● REQUIRED ACTION:
Copy each record below faithfully, leaving out images.

● THE DATA:
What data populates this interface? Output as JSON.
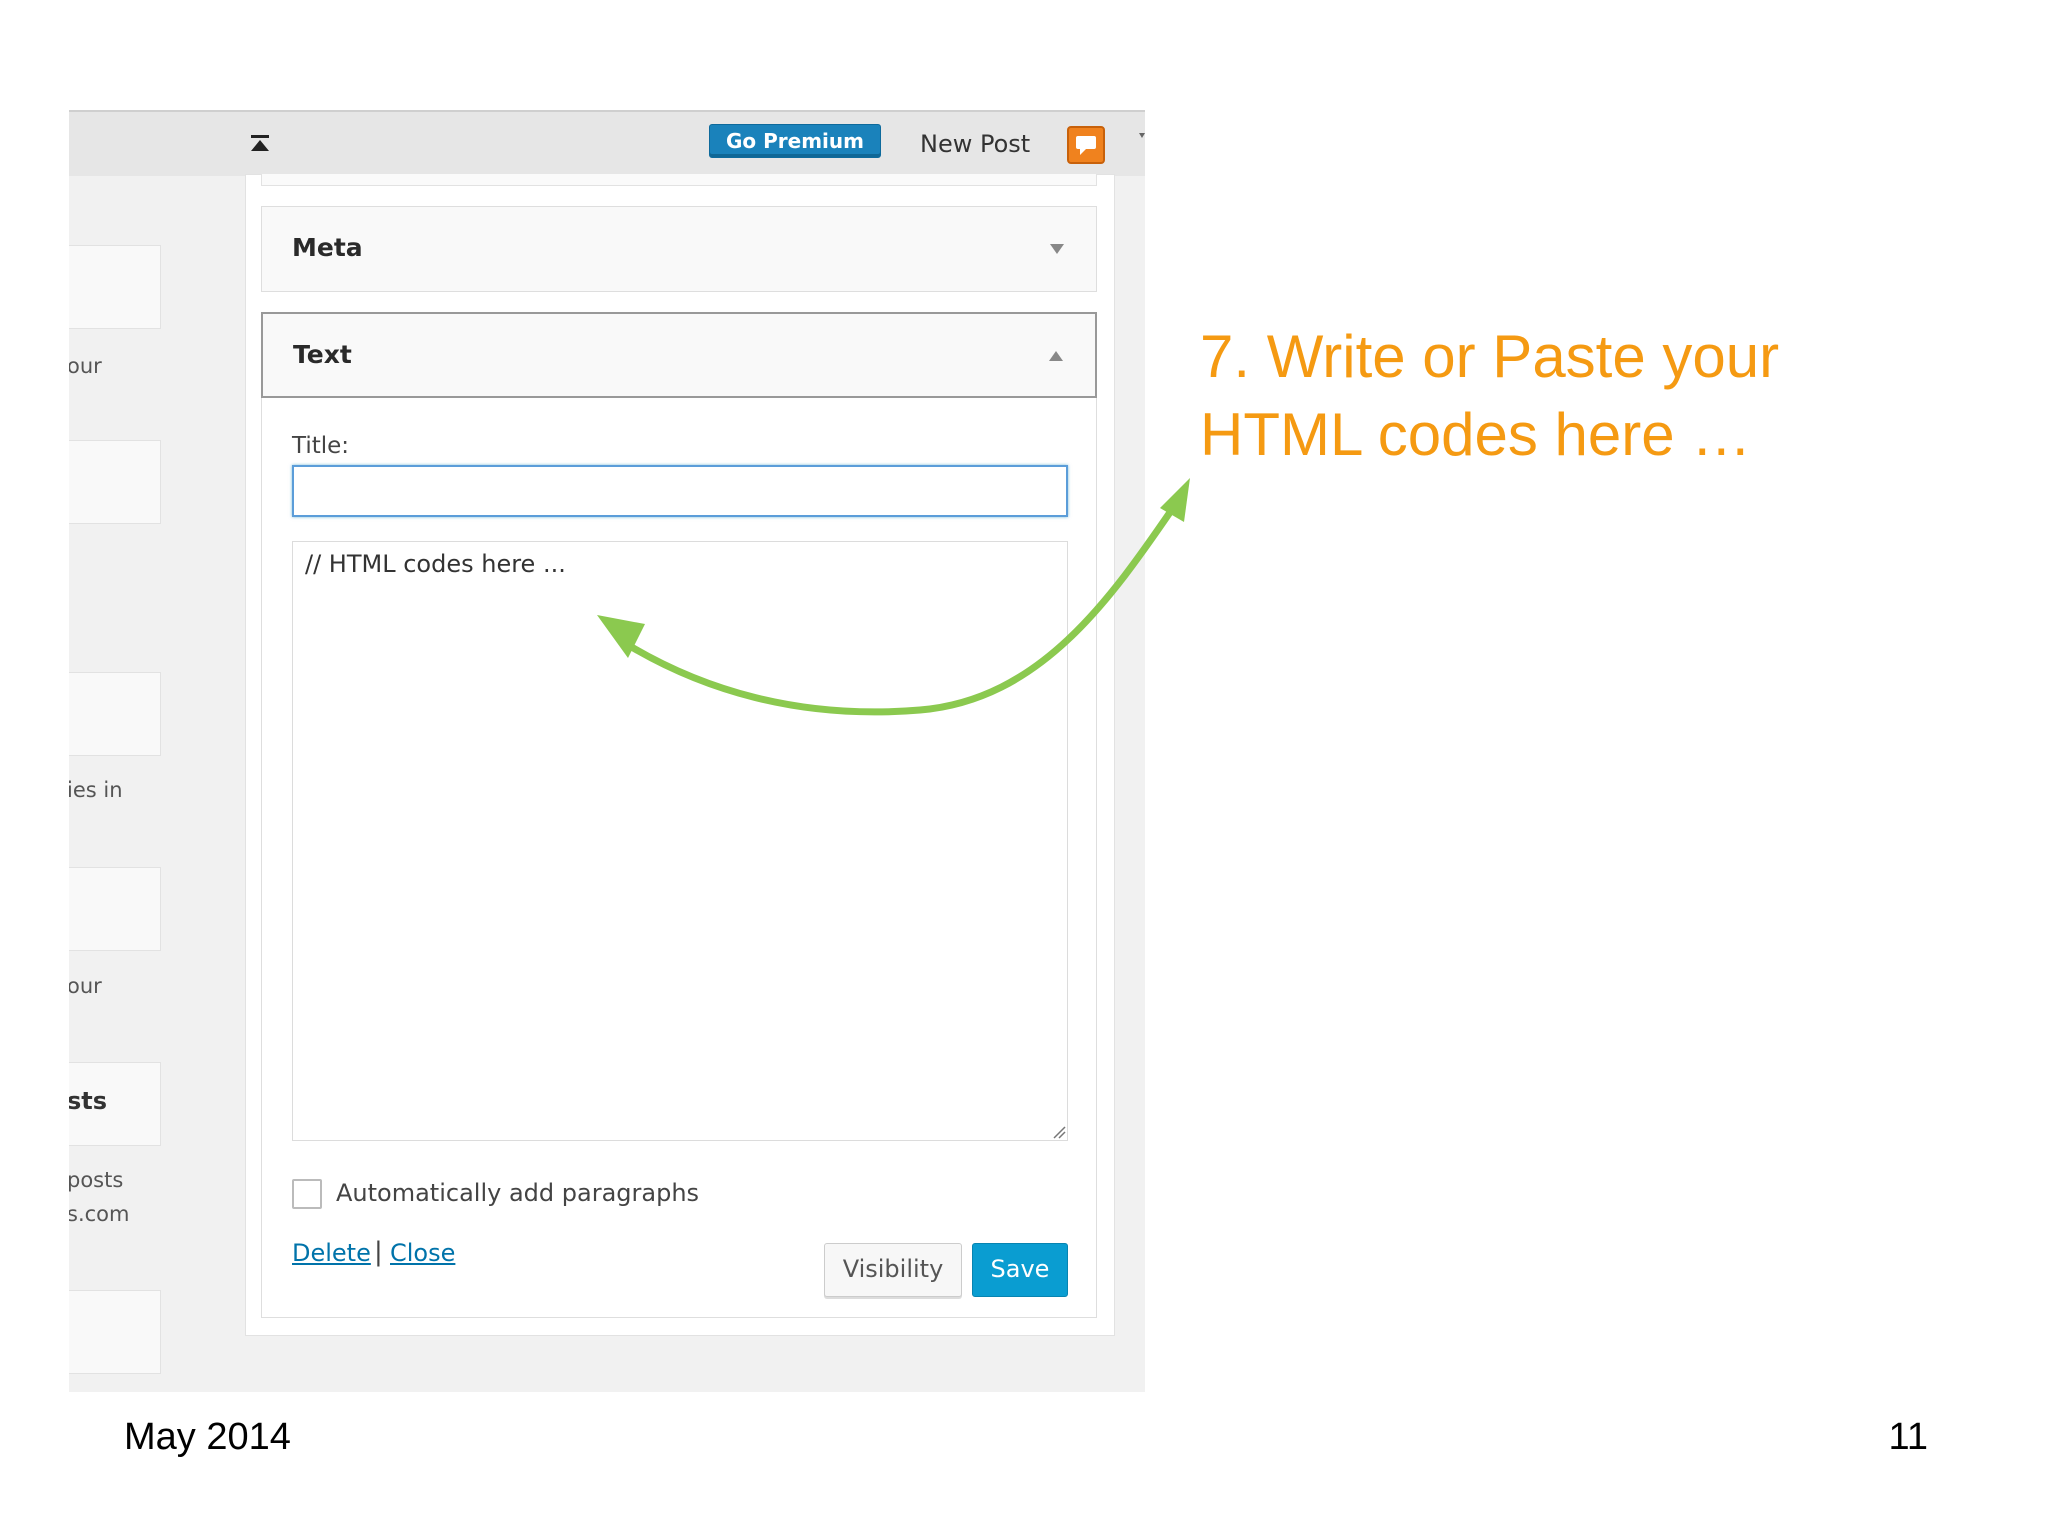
{
  "topbar": {
    "go_premium_label": "Go Premium",
    "new_post_label": "New Post",
    "icons": [
      "collapse-toolbar-icon",
      "notification-icon"
    ]
  },
  "sidebar_fragments": [
    "our",
    "ies in",
    "our",
    "sts",
    "posts",
    "s.com"
  ],
  "widgets": {
    "meta": {
      "title": "Meta",
      "toggle_icon": "arrow-down-icon"
    },
    "text": {
      "title": "Text",
      "toggle_icon": "arrow-up-icon",
      "title_label": "Title:",
      "title_value": "",
      "content_value": "// HTML codes here ...",
      "auto_paragraphs_label": "Automatically add paragraphs",
      "auto_paragraphs_checked": false,
      "delete_label": "Delete",
      "separator": "|",
      "close_label": "Close",
      "visibility_label": "Visibility",
      "save_label": "Save"
    }
  },
  "callout": {
    "line1": "7. Write or Paste your",
    "line2": "HTML codes here …",
    "color": "#f59a12"
  },
  "footer": {
    "date": "May 2014",
    "page_number": "11"
  },
  "colors": {
    "go_premium": "#1a82bb",
    "save_button": "#0a9dd1",
    "notification": "#f0821e",
    "pointer_arrow": "#8bc94f"
  }
}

● RESPONSE FOR THIS EXERCISE:
What data populates this interface? Output as JSON.
{
  "topbar": {
    "go_premium_label": "Go Premium",
    "new_post_label": "New Post",
    "icons": [
      "collapse-toolbar-icon",
      "notification-icon"
    ]
  },
  "sidebar_fragments": [
    "our",
    "ies in",
    "our",
    "sts",
    "posts",
    "s.com"
  ],
  "widgets": {
    "meta": {
      "title": "Meta",
      "toggle_icon": "arrow-down-icon"
    },
    "text": {
      "title": "Text",
      "toggle_icon": "arrow-up-icon",
      "title_label": "Title:",
      "title_value": "",
      "content_value": "// HTML codes here ...",
      "auto_paragraphs_label": "Automatically add paragraphs",
      "auto_paragraphs_checked": false,
      "delete_label": "Delete",
      "separator": "|",
      "close_label": "Close",
      "visibility_label": "Visibility",
      "save_label": "Save"
    }
  },
  "callout": {
    "line1": "7. Write or Paste your",
    "line2": "HTML codes here …",
    "color": "#f59a12"
  },
  "footer": {
    "date": "May 2014",
    "page_number": "11"
  },
  "colors": {
    "go_premium": "#1a82bb",
    "save_button": "#0a9dd1",
    "notification": "#f0821e",
    "pointer_arrow": "#8bc94f"
  }
}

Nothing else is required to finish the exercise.